Boom… problem solved.

I am about finished with this phase of the project.  I am about ready to start messing around with a backdrop and applying the earth and the moon as this station is set as a moon platform.  



Made some GUI changes this evening.  Added the target panel and put it on the bottom of the screen and consolidated the bearing and engine to the top.

To keep the sun at a constant distance from my ship, I’ve done a couple things.

First, the Star.cs object has a GameObject called PlayerObject attached to it with public scope.  I then reference the player ship here.  From there, I add a second public float called RelativeDistanceFromPlayer.  This is how far I wish to keep the sun object from the ship at all times (the Z plane).

For right now I have set this at 5000.0f, which should push the sun 5000 away from the ship and toward the ship as the ship turns to it or away from it.

if (PlayerObject != null && RelativeDistanceFromPlayer > 0.0f)

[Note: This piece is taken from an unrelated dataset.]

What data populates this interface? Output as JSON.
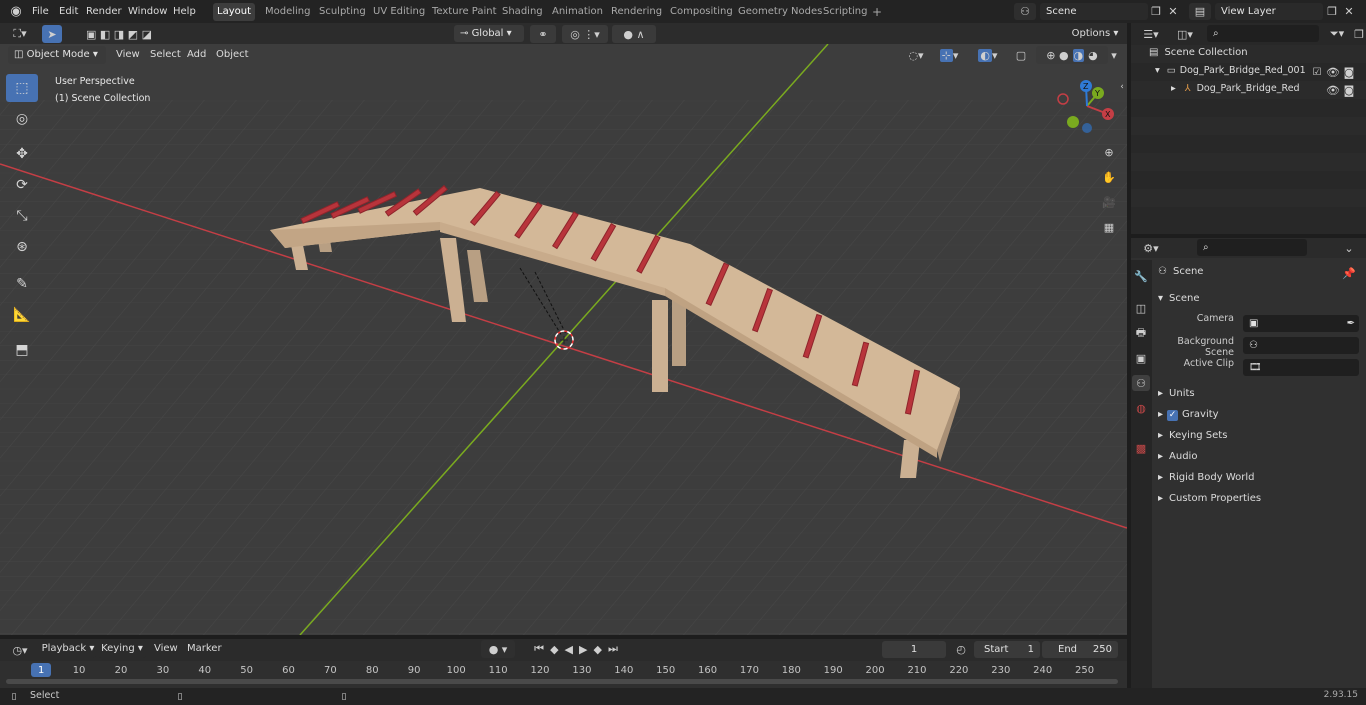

//keep the Z axis the relative distance from the player
Vector3 sunPosition = this.transform.position;
sunPosition.Set (PlayerObject.transform.position.x, PlayerObject.transform.position.y, PlayerObject.transform.position.z – RelativeDistanceFromPlayer);
this.transform.position = sunPosition;


All that is left is to add a targeting panel now and Phase III is complete.



Today was fairly productive.  Not only was I able to get a workable sun put into the scene (not 100% crazy about it but it sheds light and looks somewhat ok which is fine at this point), but was able to get a working bearing indicator at the top of the screen going.

How’s It Work?
By default the bearing will align to the sun of a system.  The screen above shows that we are traveling 20 degrees NE.  I haven’t decided if I’m going to keep cardinal directions but for right now, true north in a system will be facing the sun.


The sun needs to be billboarded and stay in relative position to my ship.  This is my next challenge.  To complete Phase III the sun will need to stay relative to the ship.  I can’t travel to it.  That is among other challenges that still need addressed:

  • Sun stay relative to the ship
  • Empty targeting panel which will show current selected items details (distance, type etc)

Once that is complete, will be ready to head for Stage IV, which involves populating the targeting panel and targeting the objects themselves with brackets


Messing around with creating some sunlight in the scene.  Here I am rendering a star object from approximately 1 AU away (the distance from earth to the sun).  I compared some space photographs to get the sizing about right.  The challenge was figuring out lighting.

What you are seeing above is a point-light set over a star sphere and then given two custom lens flares.  The first is a subtle glow, the second is a cold clear effect.  I found those in the asset store for free (search lens flares).

I’m kind of bummed I can’t incorporate a third lens flare in there as there is a pointlight flare I’d like to use that will give it a twinkling look but I’ll revisit that later.  For now we have a sun.

There are two more steps that I have to take now.  The first is to make sure that the sun stays in the same relative position as my ship.  The second is to configure a compass so that it points solar north and shows my bearing (an important feature on all ships I’d think).  I will later allow the compass to be configured to galactic north as well as to compare bearing to a highlighted target.